Only one of the nine accused who went on trial before Acting Judge Unengu, Frederick Isaka Ntambilwa, has not raised a special plea in which the jurisdiction of the High Court is being questioned. Ntambilwa told Acting Judge Unengu that although he was arrested inside the Zambezi Region – then still known as the Caprivi Region-he, too, had been a refugee in Botswana before that.

The prosecution, represented by State aocate Neville Wamambo, is alleging that the nine men took part in a conspiracy aimed at overthrowing the Namibian government in the former Caprivi Region between September 1998 and December 2003. They are accused of having either been members of an armed secessionist organisation in the region, the Caprivi Liberation Army, or of having associated with the organisation.

The nine men are charged with counts of high treason, sedition, public violence, and the illegal importation and possession of weapons and ammunition.
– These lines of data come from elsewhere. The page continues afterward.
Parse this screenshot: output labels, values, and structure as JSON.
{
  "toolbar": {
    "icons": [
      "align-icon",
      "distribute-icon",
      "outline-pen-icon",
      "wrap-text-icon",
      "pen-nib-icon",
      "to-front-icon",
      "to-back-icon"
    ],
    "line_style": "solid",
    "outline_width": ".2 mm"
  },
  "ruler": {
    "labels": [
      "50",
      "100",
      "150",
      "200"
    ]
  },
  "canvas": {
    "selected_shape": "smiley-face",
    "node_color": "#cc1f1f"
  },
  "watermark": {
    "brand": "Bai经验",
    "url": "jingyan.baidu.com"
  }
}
They were convicted of high treason at the end of July 2007 and each sentenced to long prison terms of either 30 or 32 years a week later, but their convictions and sentences were set aside by the Supreme Court in July last year. The Supreme Court also ordered that they should be retried in the High Court.

As a result of the special plea raised on Monday the court is set to first hear testimony on the circumstances in which the accused were arrested and charged in Namibia.

The accused also challenged the court’s jurisdiction at the start of their first trial before the late Acting Judge John Manyarara in September 2005. Judge Manyarara dismissed their special pleas in late October 2005, and their trial then continued before him. He later also dismissed an application from the accused for his recusal from the trial. The Supreme Court set aside the convictions and sentences of the accused last year after finding that Judge Manyarara should have recused himself from the case after the first phase of the trial, since he had made some aerse findings about the credibility of the accused in his judgement on their jurisdiction challenge.

Source : The Namibian